_Problem description_. Return each line of the listing that contains the string "icon".
*** Opening of Information supplied ***
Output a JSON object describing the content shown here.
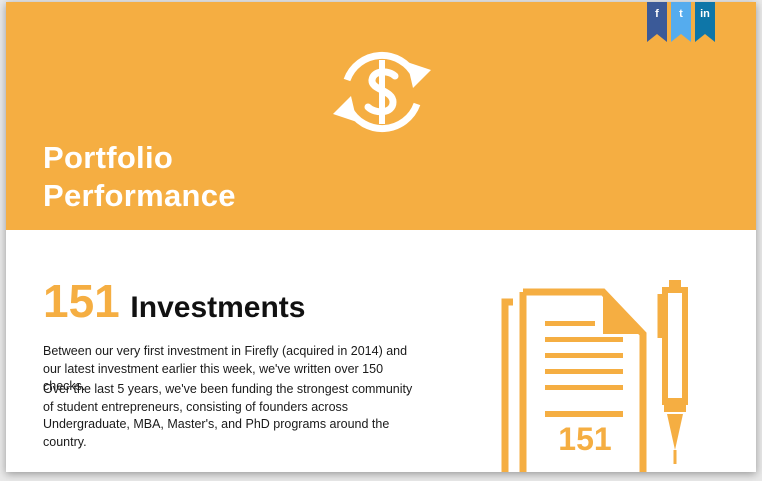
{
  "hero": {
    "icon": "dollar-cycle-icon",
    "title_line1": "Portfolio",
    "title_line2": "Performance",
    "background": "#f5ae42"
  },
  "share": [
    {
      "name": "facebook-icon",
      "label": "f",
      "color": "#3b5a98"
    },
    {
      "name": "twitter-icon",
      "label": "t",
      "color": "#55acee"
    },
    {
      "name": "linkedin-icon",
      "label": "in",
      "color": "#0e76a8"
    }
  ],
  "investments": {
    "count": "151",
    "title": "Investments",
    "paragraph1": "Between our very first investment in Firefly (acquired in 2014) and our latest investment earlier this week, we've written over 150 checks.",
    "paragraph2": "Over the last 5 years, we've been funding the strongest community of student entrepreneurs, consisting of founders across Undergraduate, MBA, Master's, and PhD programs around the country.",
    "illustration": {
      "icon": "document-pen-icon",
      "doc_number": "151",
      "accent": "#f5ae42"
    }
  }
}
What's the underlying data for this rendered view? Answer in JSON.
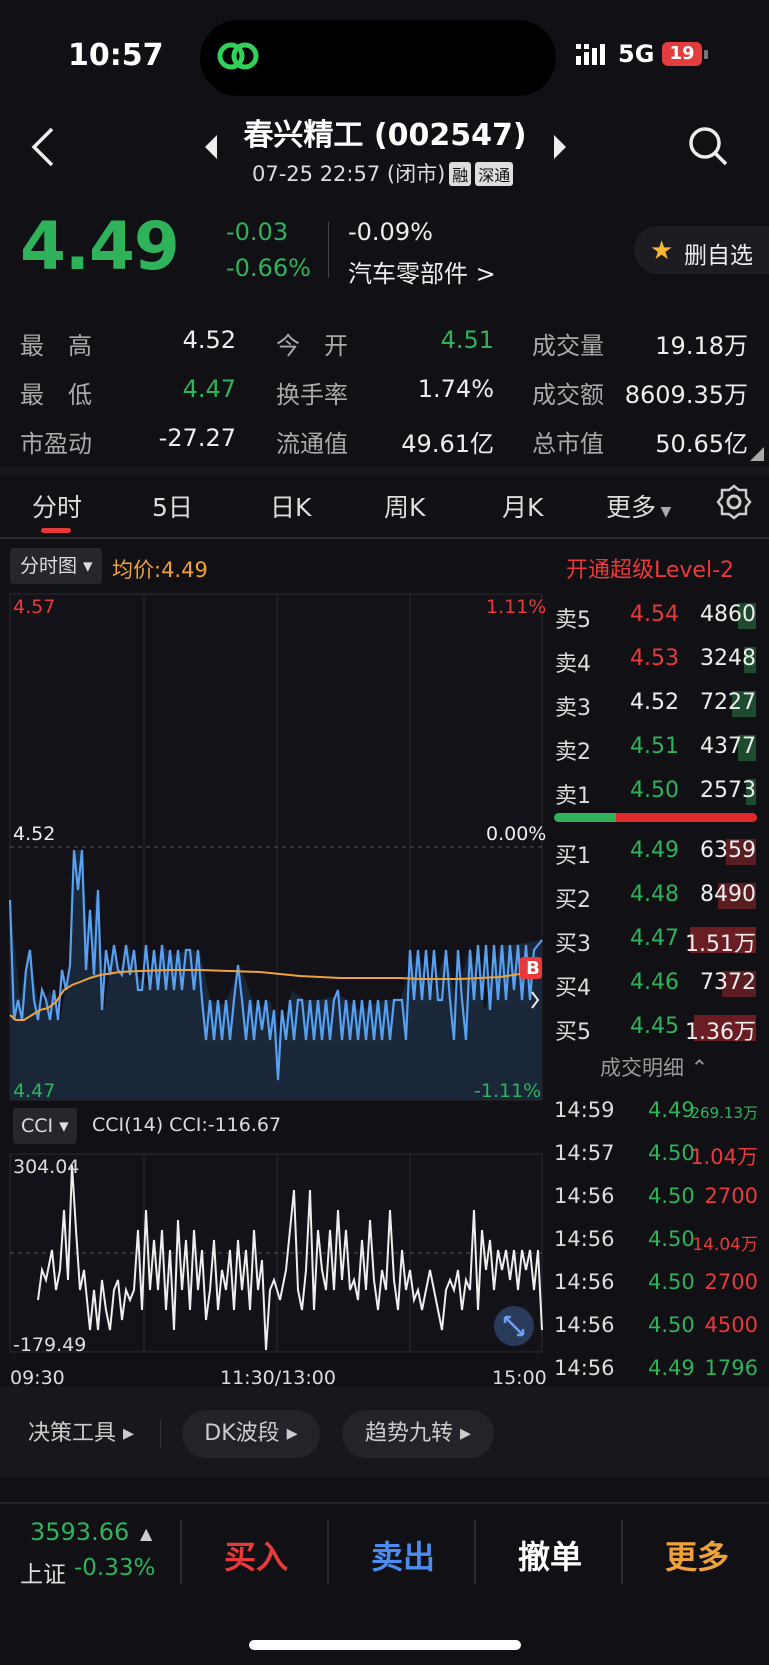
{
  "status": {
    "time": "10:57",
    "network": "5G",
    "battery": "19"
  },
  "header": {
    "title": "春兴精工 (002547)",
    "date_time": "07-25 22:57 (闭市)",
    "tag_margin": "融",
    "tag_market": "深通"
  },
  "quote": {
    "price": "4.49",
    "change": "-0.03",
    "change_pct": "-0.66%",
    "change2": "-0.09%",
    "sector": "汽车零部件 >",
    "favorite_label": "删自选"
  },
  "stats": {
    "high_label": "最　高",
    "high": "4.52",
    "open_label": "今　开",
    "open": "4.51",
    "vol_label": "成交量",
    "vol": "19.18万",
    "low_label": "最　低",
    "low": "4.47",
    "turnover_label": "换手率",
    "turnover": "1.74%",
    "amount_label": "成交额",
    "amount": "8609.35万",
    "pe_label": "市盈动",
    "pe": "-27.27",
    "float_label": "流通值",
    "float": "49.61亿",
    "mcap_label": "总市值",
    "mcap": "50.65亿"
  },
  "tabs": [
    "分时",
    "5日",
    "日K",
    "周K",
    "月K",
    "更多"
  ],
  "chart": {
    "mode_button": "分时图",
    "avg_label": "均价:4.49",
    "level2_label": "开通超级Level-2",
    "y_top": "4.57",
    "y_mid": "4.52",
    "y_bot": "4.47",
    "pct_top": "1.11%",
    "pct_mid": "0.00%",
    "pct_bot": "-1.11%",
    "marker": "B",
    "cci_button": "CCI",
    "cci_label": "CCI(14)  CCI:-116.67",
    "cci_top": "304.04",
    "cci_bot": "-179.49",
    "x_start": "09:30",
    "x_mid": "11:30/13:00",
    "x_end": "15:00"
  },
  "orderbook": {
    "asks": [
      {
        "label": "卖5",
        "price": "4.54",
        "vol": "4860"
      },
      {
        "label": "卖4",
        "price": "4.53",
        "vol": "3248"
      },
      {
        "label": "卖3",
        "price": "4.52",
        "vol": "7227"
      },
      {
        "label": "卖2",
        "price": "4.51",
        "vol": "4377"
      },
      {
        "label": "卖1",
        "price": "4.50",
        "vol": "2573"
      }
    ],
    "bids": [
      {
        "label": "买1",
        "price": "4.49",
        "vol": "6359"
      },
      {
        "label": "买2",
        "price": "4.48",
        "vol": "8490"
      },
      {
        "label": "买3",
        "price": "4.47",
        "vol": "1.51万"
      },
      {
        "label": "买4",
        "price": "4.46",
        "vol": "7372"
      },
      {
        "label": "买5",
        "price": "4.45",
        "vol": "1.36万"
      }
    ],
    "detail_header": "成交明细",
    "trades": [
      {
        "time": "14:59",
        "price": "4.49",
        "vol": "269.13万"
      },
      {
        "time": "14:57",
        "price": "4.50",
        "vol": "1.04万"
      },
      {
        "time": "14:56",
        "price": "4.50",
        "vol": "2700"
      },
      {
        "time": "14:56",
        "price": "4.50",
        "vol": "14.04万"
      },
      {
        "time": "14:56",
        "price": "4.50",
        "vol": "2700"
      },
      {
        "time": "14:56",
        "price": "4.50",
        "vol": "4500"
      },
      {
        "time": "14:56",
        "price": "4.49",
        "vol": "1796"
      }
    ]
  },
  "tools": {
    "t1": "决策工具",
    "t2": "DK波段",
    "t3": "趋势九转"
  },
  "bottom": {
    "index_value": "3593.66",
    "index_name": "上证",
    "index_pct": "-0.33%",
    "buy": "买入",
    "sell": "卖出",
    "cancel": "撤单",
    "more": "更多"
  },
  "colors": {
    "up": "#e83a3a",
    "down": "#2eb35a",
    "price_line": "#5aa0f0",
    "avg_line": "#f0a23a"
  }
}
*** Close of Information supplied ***
_Final answer_.
    "icon": "dollar-cycle-icon",
      "name": "facebook-icon",
      "name": "twitter-icon",
      "name": "linkedin-icon",
      "icon": "document-pen-icon",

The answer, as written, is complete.